Irish Anzacs Remembered in Online Database

29 Oct 2014

Irish-born soldiers who fought in the Australian Imperial Force during WWI will be remembered in an online database developed at UNSW.

The Irish Anzacs Project, created by UNSW’s Global Irish Studies Centre, aims to identify the estimated 6,000 Irish-born enlistments in the Australian Army during the First World War.

Around 900 Irish Anzacs, many of whom came to Australia to pursue a new life, were killed or died of wounds or illness due to their service.

The database, funded by a grant from the Irish government’s Emigrant Support Program, will provide families with information on their Irish-born family members, as well as statistical information on the contribution of the Irish to the Australian war effort.

The project’s director, Dr Jeff Kildea, is an adjunct senior lecturer at UNSW and Keith Cameron Chair of Australian History at University College Dublin (UCD).

Dr Kildea wrote Anzacs and Ireland, one of the first books to tell the story of Australian and Irish soldiers who fought alongside each other at Gallipoli, the Western Front and in Palestine and of the thousands of Irish-born men and women who enlisted in the Australian forces.

Director of UNSW’s Global Irish Studies Centre, Professor Rónán McDonald, said the contribution of the Irish to the Australian war effort deserves more recognition both in Ireland and Australia

“This database provides an enduring resource for historians, researchers and genealogists interested in the many interwoven strands of Irish and Australian history," he said.

The Irish Anzacs database was launched simultaneously at events at UCD and UNSW via video link.

Ireland’s Minister for Foreign Affairs and Trade Charles Flanagan attended the launch at UCD.

“One third of the Australian population boasts Irish ancestry.

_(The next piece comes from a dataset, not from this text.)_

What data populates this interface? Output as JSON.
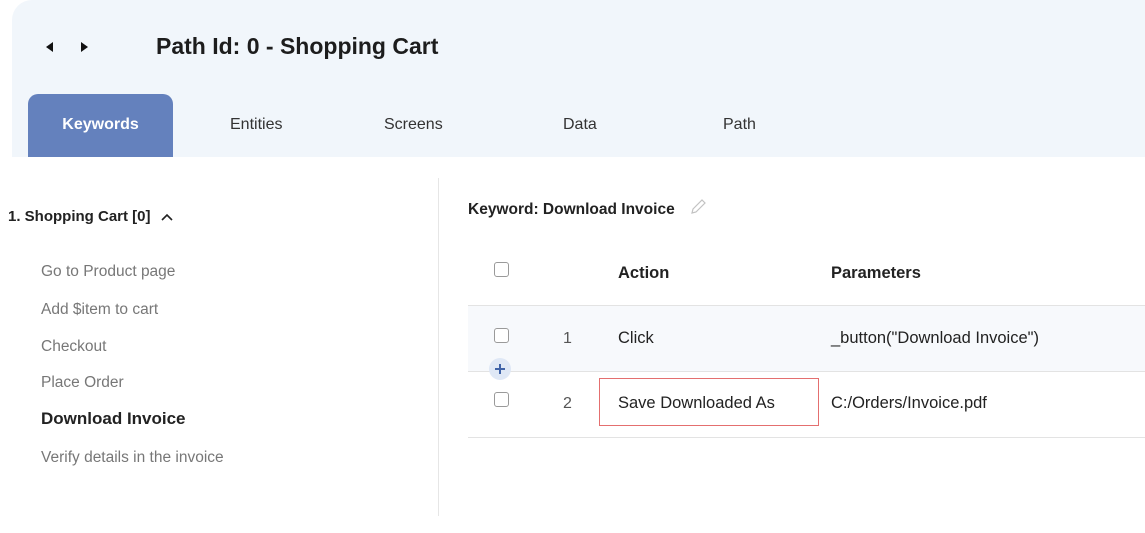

Ongoing academic collaboration between UCD and UNSW, two superb institutions of learning, is representative of the strength of our people-to-people ties,” Minister Flanagan said.

“Irish and Australians stood shoulder to shoulder in Gallipoli and at the Somme, and I am delighted that today we continue to work together in more peaceful times.”

Explore the Irish-Anzac database here.